[[ Provided records, beginning ]]
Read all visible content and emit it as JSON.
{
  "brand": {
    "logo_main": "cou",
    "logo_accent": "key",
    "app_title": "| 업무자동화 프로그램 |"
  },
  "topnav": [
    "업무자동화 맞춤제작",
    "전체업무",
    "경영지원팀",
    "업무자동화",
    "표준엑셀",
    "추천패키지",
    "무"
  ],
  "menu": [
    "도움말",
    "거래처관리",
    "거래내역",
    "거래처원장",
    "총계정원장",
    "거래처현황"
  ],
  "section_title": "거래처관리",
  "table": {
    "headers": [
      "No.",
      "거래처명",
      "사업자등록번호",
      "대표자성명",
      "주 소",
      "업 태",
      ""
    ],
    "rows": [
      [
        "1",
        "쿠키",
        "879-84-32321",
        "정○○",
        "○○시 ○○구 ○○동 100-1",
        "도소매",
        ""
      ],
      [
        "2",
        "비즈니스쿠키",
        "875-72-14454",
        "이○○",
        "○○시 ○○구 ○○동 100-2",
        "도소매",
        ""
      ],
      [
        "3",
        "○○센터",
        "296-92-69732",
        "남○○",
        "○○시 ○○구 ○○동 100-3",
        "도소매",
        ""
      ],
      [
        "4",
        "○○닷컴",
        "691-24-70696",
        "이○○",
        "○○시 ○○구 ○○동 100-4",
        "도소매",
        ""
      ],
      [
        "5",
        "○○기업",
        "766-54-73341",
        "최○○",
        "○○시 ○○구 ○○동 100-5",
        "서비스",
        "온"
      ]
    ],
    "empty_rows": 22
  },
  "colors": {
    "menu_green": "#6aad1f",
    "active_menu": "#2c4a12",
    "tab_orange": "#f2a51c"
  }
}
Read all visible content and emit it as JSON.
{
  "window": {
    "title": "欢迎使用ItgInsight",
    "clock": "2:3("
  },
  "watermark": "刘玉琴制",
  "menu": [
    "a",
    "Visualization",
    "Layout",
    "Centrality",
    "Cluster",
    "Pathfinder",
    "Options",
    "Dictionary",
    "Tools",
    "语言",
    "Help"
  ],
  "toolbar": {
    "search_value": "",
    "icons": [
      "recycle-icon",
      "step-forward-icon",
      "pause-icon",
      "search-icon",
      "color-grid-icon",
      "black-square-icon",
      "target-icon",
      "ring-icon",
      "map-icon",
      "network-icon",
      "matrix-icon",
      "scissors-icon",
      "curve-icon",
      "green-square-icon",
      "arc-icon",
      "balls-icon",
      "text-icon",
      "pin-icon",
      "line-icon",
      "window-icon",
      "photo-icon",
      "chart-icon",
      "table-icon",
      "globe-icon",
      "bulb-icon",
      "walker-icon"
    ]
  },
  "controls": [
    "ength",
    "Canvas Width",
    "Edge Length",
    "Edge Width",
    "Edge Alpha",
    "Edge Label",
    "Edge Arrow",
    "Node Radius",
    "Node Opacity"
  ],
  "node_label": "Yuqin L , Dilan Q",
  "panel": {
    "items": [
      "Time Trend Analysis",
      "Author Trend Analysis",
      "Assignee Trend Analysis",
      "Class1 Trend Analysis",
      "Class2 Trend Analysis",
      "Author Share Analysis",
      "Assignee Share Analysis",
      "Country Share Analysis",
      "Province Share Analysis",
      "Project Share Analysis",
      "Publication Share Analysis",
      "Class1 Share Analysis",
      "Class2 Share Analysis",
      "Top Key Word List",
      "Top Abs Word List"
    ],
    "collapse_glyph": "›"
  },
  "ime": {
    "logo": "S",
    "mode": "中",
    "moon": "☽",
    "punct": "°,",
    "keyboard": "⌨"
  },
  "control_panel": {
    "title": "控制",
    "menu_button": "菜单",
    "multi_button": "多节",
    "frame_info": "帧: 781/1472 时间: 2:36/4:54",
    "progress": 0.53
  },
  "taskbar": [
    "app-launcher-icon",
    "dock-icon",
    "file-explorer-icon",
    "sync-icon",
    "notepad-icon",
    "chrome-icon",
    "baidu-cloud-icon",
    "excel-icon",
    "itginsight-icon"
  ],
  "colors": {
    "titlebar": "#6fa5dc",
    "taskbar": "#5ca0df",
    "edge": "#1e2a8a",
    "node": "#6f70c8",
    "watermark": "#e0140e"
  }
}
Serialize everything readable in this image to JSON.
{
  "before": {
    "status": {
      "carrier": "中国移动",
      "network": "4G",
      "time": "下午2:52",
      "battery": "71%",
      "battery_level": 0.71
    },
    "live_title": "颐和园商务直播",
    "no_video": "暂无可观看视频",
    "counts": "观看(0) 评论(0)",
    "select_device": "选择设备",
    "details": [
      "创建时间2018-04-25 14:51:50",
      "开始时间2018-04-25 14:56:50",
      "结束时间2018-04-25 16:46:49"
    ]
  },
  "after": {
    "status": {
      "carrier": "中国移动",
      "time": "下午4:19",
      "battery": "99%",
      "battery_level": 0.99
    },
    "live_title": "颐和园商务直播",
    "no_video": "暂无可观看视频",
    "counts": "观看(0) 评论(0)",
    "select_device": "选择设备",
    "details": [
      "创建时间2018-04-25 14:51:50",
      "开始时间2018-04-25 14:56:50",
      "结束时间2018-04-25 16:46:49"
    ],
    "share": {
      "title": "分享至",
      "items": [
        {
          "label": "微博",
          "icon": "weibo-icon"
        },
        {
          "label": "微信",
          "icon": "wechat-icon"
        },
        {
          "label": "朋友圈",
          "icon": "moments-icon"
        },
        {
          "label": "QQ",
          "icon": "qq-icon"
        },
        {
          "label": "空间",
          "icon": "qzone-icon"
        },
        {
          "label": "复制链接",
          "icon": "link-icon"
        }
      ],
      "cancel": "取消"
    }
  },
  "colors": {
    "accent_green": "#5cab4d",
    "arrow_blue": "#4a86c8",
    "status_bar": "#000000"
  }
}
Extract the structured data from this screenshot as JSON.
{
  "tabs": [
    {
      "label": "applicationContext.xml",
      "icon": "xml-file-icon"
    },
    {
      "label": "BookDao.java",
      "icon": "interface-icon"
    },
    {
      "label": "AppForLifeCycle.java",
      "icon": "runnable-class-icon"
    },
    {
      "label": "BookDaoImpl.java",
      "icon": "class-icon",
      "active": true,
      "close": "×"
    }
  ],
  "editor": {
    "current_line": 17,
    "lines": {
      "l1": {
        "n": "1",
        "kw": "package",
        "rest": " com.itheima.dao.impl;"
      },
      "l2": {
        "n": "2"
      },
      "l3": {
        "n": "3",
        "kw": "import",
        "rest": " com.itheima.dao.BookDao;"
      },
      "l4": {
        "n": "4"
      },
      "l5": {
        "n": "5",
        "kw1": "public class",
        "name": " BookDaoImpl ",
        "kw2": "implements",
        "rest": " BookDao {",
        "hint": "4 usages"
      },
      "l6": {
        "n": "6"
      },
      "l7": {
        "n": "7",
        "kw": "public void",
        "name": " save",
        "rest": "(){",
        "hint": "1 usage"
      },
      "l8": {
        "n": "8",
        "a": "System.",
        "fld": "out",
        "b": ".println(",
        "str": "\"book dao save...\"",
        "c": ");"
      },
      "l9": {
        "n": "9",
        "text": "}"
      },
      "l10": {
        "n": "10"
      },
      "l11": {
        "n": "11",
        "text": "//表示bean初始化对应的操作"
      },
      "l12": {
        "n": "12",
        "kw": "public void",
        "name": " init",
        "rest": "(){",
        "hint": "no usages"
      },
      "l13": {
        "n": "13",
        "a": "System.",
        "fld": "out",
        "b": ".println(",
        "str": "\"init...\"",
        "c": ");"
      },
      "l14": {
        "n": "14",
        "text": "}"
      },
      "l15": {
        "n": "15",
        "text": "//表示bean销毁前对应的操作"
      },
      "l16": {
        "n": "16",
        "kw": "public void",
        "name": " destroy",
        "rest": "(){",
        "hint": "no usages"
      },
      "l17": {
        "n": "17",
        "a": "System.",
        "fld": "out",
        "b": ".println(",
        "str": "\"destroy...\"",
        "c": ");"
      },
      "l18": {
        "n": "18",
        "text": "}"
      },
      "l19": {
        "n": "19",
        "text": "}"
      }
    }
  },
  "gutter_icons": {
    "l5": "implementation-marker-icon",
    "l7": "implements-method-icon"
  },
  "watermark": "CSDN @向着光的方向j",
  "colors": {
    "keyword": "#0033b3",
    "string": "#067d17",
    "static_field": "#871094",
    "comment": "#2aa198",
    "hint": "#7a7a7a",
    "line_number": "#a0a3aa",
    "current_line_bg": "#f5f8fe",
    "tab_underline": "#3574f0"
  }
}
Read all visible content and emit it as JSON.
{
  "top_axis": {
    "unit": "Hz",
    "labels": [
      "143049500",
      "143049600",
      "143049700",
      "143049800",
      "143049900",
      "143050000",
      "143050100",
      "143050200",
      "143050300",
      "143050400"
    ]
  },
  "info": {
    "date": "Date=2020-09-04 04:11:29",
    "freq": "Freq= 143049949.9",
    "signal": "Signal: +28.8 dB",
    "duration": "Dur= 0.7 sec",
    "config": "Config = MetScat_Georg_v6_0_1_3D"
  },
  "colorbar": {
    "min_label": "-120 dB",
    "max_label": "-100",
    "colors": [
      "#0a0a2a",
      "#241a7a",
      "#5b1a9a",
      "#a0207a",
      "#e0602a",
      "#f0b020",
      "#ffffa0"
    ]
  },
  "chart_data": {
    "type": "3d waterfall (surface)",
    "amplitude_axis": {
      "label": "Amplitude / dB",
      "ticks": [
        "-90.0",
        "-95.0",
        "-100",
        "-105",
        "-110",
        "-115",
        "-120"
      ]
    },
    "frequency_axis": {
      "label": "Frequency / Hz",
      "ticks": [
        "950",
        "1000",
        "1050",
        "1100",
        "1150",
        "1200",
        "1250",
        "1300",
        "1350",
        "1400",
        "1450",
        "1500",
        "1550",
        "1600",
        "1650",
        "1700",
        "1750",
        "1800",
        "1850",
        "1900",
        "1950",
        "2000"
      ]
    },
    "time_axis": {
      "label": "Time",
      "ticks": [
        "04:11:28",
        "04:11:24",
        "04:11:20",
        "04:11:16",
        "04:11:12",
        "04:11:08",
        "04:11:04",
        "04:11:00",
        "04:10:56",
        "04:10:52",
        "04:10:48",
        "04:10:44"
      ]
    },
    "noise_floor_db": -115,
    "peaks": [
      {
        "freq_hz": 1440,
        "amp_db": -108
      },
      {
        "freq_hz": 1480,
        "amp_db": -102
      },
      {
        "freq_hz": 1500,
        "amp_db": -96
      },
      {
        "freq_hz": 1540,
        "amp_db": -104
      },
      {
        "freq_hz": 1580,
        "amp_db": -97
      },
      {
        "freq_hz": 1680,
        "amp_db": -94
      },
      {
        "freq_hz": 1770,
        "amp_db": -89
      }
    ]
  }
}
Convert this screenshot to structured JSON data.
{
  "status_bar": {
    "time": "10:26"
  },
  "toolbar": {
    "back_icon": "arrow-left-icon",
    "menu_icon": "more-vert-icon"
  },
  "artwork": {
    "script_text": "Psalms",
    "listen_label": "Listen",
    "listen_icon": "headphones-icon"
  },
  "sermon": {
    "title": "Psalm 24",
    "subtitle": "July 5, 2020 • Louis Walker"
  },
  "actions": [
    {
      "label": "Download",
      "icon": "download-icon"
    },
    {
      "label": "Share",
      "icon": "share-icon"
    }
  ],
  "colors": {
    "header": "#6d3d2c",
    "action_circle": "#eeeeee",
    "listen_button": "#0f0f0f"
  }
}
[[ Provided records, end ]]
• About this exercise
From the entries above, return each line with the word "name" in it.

• Written answer
        "name": " BookDaoImpl ",
        "name": " save",
        "name": " init",
        "name": " destroy",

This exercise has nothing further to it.